This module begins with a brief study of the importance of sports in American culture over time. The heart of this module is a whole class study of the short but challenging biography Promises to Keep: How Jackie Robinson Changed America (1030L) by his daughter, Sharon Robinson. (Students will read selected segments; some of these will be read aloud.) Students will analyze Jackie Robinson as a specific example of an athlete who served as a leader who broke barriers in society. They will also begin to study argumentative writing, analyzing how the author Sharon Robinson provides evidence to support her opinions. In Unit 3, students then choose to learn about one of three other respected sports figures (Roberto Clemente, Babe Didrikson, or Jim Thorpe). Students will develop their understanding of the cultural context in which these athletes competed and the barriers these athletes broke during the times in which they lived. Students will build their research skills by reading biographical articles and other informational texts and by participating in Webquests. They also will continue to build their skills to write arguments based on multiple sources, focusing on crafting clear opinions and providing sufficient reasons and evidence. For the final performance task, each student will write a letter to a publishing company explaining the need for a biography about their selected athlete, in which they discuss the athlete, evaluate the barriers that he/she broke during the era in which he/she lived, and give an opinion about the importance of that athlete’s impact on American society. They must support their opinions with evidence from their research.
In this module, students explore how native Inuit and other people of Canada have used the natural resources available to meet their needs. In Unit 1, students read The Inuit Thought of It: Amazing Arctic Innovations, by Alootook Ipellie with David MacDonald, to learn about how the native Inuit people of Canada used natural resources in the Arctic to adapt and meet the needs of their community hundreds of years ago. In Unit 2, students read and view a variety of informational texts and media, including graphs, charts, and maps, to examine how the resources available in Canada today are used to develop products that meet the needs and wants of people in Canada and throughout the Western Hemisphere.

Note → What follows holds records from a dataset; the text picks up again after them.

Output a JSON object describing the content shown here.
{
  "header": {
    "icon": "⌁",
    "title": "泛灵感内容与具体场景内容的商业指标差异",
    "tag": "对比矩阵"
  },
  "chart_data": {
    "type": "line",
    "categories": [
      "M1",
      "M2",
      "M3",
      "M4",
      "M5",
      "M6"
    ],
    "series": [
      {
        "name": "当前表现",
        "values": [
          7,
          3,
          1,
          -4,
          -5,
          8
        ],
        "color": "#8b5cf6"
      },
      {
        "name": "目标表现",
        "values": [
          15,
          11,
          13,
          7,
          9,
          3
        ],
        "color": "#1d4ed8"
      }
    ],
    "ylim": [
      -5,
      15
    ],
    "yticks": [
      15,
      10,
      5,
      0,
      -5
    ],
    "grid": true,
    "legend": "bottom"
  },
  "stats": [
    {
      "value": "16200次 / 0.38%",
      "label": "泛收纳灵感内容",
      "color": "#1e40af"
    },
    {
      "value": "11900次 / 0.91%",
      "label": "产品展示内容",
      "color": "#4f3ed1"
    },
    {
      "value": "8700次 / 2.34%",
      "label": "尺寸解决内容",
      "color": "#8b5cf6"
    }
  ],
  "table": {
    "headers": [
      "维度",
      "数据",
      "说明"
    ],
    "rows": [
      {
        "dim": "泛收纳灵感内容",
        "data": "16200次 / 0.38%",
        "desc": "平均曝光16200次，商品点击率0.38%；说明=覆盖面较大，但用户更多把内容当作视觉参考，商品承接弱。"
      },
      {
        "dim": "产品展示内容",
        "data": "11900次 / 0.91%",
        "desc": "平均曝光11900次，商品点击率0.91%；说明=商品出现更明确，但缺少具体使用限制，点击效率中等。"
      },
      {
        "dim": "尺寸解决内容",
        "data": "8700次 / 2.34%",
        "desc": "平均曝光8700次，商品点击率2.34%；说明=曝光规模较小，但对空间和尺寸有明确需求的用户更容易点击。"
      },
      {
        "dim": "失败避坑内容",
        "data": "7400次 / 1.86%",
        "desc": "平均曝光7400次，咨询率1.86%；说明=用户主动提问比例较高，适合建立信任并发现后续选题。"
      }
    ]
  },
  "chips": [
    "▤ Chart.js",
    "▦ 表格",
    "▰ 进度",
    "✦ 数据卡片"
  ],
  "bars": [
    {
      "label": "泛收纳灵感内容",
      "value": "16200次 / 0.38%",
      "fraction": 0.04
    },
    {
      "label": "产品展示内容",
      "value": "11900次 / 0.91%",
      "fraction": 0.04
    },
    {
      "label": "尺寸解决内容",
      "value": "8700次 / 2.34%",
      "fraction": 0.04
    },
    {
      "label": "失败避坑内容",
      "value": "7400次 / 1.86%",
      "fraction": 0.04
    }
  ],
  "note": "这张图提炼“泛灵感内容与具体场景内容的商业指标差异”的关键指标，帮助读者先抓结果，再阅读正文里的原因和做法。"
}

This module engages students in a high-interest topic—natural disasters—with a literacy focus on point of view in literature, research, opinion writing, and public speaking. The module integrates science content (about extreme natural events) with a Social Studies focus on the Western Hemisphere and the role of multinational organizations.